* **Exercise**: What is needed is an exact repeat of the entries, with no pictures in it.

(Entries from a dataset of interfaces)

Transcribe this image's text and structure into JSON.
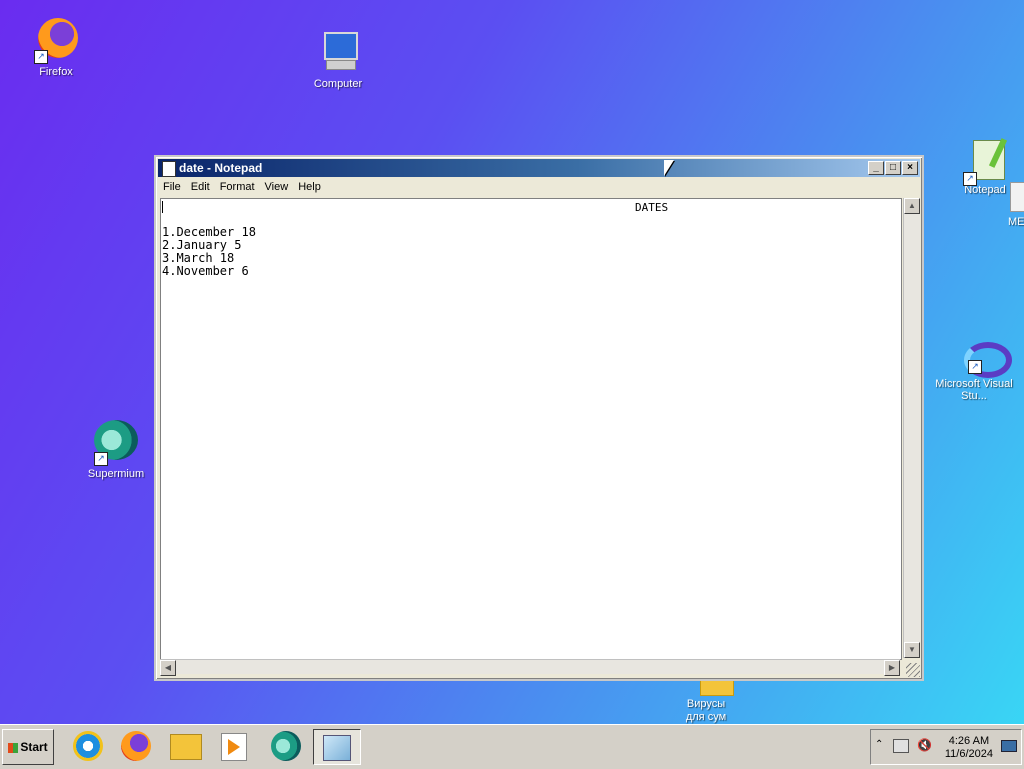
{
  "desktop": {
    "icons": [
      {
        "label": "Firefox"
      },
      {
        "label": "Computer"
      },
      {
        "label": "Supermium"
      },
      {
        "label": "Notepad"
      },
      {
        "label": "ME"
      },
      {
        "label": "Microsoft Visual Stu..."
      },
      {
        "label": "Вирусы для сум"
      }
    ]
  },
  "window": {
    "title": "date - Notepad",
    "menu": [
      "File",
      "Edit",
      "Format",
      "View",
      "Help"
    ],
    "content": {
      "heading": "DATES",
      "lines": [
        "1.December 18",
        "2.January 5",
        "3.March 18",
        "4.November 6"
      ]
    }
  },
  "taskbar": {
    "start_label": "Start",
    "apps": [
      "internet-explorer",
      "firefox",
      "file-explorer",
      "media-player",
      "supermium",
      "notepad"
    ],
    "tray": {
      "time": "4:26 AM",
      "date": "11/6/2024"
    }
  },
  "colors": {
    "titlebar_start": "#0a246a",
    "titlebar_end": "#a6caf0",
    "taskbar": "#d4d0c8"
  }
}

* **Written answer**:
Transcribe this image's text and structure into JSON.
{
  "desktop": {
    "icons": [
      {
        "label": "Firefox"
      },
      {
        "label": "Computer"
      },
      {
        "label": "Supermium"
      },
      {
        "label": "Notepad"
      },
      {
        "label": "ME"
      },
      {
        "label": "Microsoft Visual Stu..."
      },
      {
        "label": "Вирусы для сум"
      }
    ]
  },
  "window": {
    "title": "date - Notepad",
    "menu": [
      "File",
      "Edit",
      "Format",
      "View",
      "Help"
    ],
    "content": {
      "heading": "DATES",
      "lines": [
        "1.December 18",
        "2.January 5",
        "3.March 18",
        "4.November 6"
      ]
    }
  },
  "taskbar": {
    "start_label": "Start",
    "apps": [
      "internet-explorer",
      "firefox",
      "file-explorer",
      "media-player",
      "supermium",
      "notepad"
    ],
    "tray": {
      "time": "4:26 AM",
      "date": "11/6/2024"
    }
  },
  "colors": {
    "titlebar_start": "#0a246a",
    "titlebar_end": "#a6caf0",
    "taskbar": "#d4d0c8"
  }
}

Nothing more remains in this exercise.